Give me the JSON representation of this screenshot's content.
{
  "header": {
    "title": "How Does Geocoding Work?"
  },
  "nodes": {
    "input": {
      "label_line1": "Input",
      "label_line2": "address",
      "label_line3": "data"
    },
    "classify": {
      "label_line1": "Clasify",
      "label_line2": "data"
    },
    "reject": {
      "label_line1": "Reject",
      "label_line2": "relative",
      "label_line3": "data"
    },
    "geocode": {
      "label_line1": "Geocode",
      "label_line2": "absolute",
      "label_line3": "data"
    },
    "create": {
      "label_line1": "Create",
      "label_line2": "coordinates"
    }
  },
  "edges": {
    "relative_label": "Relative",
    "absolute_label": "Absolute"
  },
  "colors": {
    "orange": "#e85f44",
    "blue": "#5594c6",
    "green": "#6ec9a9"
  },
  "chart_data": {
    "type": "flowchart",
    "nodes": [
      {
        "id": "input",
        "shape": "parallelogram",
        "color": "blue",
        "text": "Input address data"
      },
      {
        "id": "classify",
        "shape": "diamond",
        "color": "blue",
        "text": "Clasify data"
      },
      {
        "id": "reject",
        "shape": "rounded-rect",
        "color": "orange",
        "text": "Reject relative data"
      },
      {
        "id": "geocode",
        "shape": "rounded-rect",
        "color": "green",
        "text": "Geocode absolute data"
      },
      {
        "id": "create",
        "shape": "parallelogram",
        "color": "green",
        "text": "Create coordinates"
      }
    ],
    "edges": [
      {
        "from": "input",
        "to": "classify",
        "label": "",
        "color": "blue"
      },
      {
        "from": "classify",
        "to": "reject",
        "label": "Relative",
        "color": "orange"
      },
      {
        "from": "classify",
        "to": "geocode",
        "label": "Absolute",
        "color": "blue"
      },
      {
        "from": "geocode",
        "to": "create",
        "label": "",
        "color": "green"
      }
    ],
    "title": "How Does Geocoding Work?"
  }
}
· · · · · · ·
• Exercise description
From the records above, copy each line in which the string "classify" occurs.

• Problem solution
    "classify": {
        "id": "classify",
        "to": "classify",
        "from": "classify",
        "from": "classify",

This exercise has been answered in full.